Having nowhere else to go, and very nervous driving around in a damaged truck, we drove straight to Capital Auto Glass and parked in front. We went inside and asked if we could hang out until our appointment time. The guy offered us coffee, and also offered to call around for a new side mirror. Another customer in the waiting room overheard our story and offered to drive us somewhere and buy us breakfast. As we were talking to him, a delivery truck pulled up with our windshield and the shop manager told the warehouse guy to pull our truck in. They moved our appointment to the front of the line and by the time our windshield was in, the mirror had arrived and they installed that too. All in all, we drove away with a sparkling new windshield and a gently used mirror exactly one hour and thirty minutes after driving into town.

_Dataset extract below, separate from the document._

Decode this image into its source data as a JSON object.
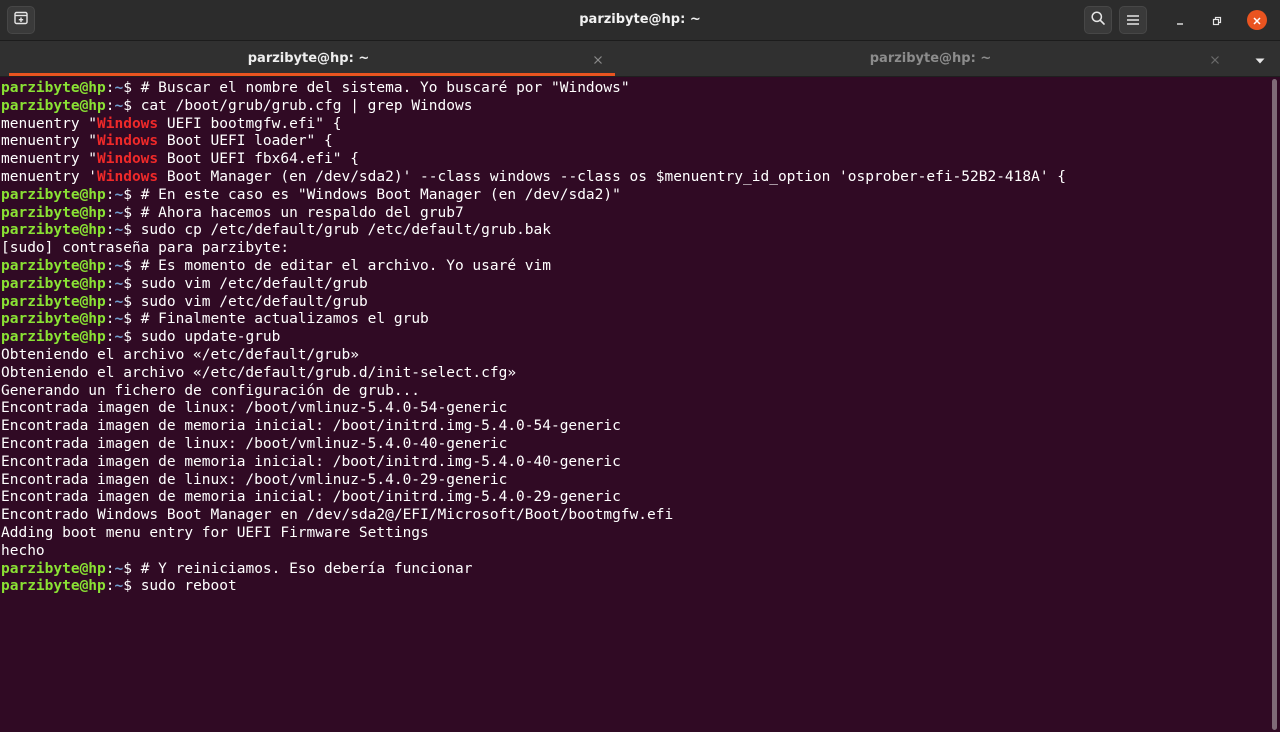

The good guys in this story. If you ever find yourself in Lincoln, NE with busted glass, call them.

Deer hit: 7:30am
Arrival at glass repair shop: 9:00am
Back on the road: 10:30am

Incredibly, we made it to our scheduled campsite in Colorado that day before sunset.

Over the last 18 years we estimate we have driven an average of 6,500 miles annually in the interstates, rural highways, county lanes and backroads of every western state and Canadian province. While we have hit a few small animals and run over a couple of unfortunate reptiles, we have never even come close to hitting a deer.

Moral of this story: If you must hit a deer, do it in Nebraska. The state might not have towering mountains, deep canyons or dramatic coastlines, but damn they have the nicest, most helpful people on earth.

We are deeply indebted to you Nebraska. We'd love to visit again, but honestly, we aren't sure our old truck can take any more hits from your hulking corn-fed wildlife.

On our way back on 80, we passed our old friend.
R.I.P.  Deer